The Problems of the Lottery

The Problems of the Lottery


Lottery is an ancient form of gambling that involves the drawing of lots to determine the winner of a prize. This type of game is played by people from all walks of life and has been a part of many cultures throughout history. Despite its controversial nature, the lottery is an effective and convenient way to raise funds for public goods and services. Moreover, it has the added advantage of being simple to organize and popular with the general public. In addition, the prizes on offer are usually very large. Despite these advantages, there are some serious problems associated with the lottery.

The casting of lots for decisions and determinations of fate has a long record in human history, including several instances in the Bible. However, the introduction of the lottery as a means of distributing material gains is a more recent development, and it has been largely influenced by economic conditions. In modern times, state governments have relied on the lottery to supplement their revenue streams and provide additional funding for public programs. However, the growth of the lottery has resulted in a new set of issues.

Regardless of the type of lottery, all games have similar structures. Each lottery begins with a public announcement of the prize pool and an initial drawing. The prizes are then split among the participants based on their chance of winning. The prizes are typically a combination of cash and non-cash items. However, the non-cash prizes are often less valuable than the cash prizes. In addition, the cost of running the lottery and the profits for the promoter also detract from the total prize pool.

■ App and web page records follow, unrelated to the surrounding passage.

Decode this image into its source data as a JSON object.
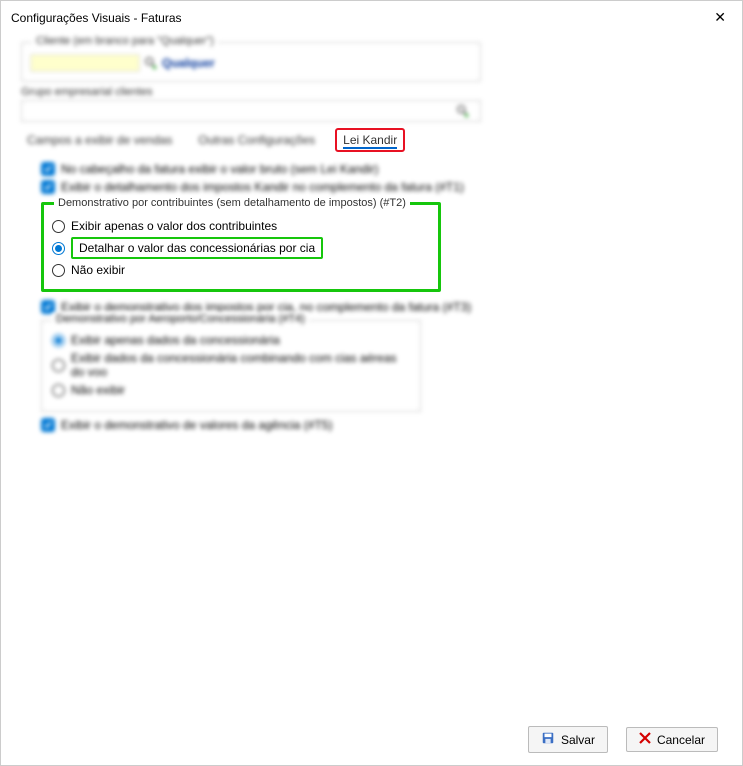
{
  "window": {
    "title": "Configurações Visuais - Faturas",
    "close": "✕"
  },
  "client": {
    "group_label": "Cliente (em branco para \"Qualquer\")",
    "icon": "search",
    "qualquer": "Qualquer"
  },
  "grupo": {
    "label": "Grupo empresarial clientes",
    "icon": "search"
  },
  "tabs": {
    "campos": "Campos a exibir de vendas",
    "outras": "Outras Configurações",
    "kandir": "Lei Kandir"
  },
  "opts": {
    "cabecalho": "No cabeçalho da fatura exibir o valor bruto (sem Lei Kandir)",
    "detalhamento": "Exibir o detalhamento dos impostos Kandir no complemento da fatura (#T1)"
  },
  "t2": {
    "legend": "Demonstrativo por contribuintes (sem detalhamento de impostos) (#T2)",
    "r1": "Exibir apenas o valor dos contribuintes",
    "r2": "Detalhar o valor das concessionárias por cia",
    "r3": "Não exibir"
  },
  "t3": "Exibir o demonstrativo dos impostos por cia, no complemento da fatura (#T3)",
  "t4": {
    "legend": "Demonstrativo por Aeroporto/Concessionária (#T4)",
    "r1": "Exibir apenas dados da concessionária",
    "r2": "Exibir dados da concessionária combinando com cias aéreas do voo",
    "r3": "Não exibir"
  },
  "t5": "Exibir o demonstrativo de valores da agência (#T5)",
  "footer": {
    "save": "Salvar",
    "cancel": "Cancelar"
  }
}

Although the chances of winning a prize are slim, the excitement of winning can make it tempting to purchase more tickets. However, this can backfire as it will reduce the overall utility of each ticket. According to a local Australian lottery experiment, purchasing more tickets reduced the overall utility of each play by as much as 30%. Therefore, it is recommended to purchase a limited number of tickets to maximize your chances of winning.

In many countries, the winner of a lottery prize can choose between an annuity payment and a lump sum payout. Those who choose annuity payments are likely to receive substantially smaller amounts than the advertised jackpot, as the time value of money is diminished by inflation and taxes. Nevertheless, the decision to choose annuity payments is often a personal one and should not be taken lightly.

In colonial America, private lotteries were common as a method of raising funds for both private and public ventures. They helped fund the construction of schools, libraries, churches, canals, bridges, roads, and other infrastructure. In addition, the colonies used lotteries to finance public works during the French and Indian War and American Revolution. In all, the lottery raised more than 200 million dollars in a period of 30 years. This amount was enough to help build several colleges, including Harvard, Dartmouth, Yale, Columbia, King’s College (now Columbia), and William and Mary.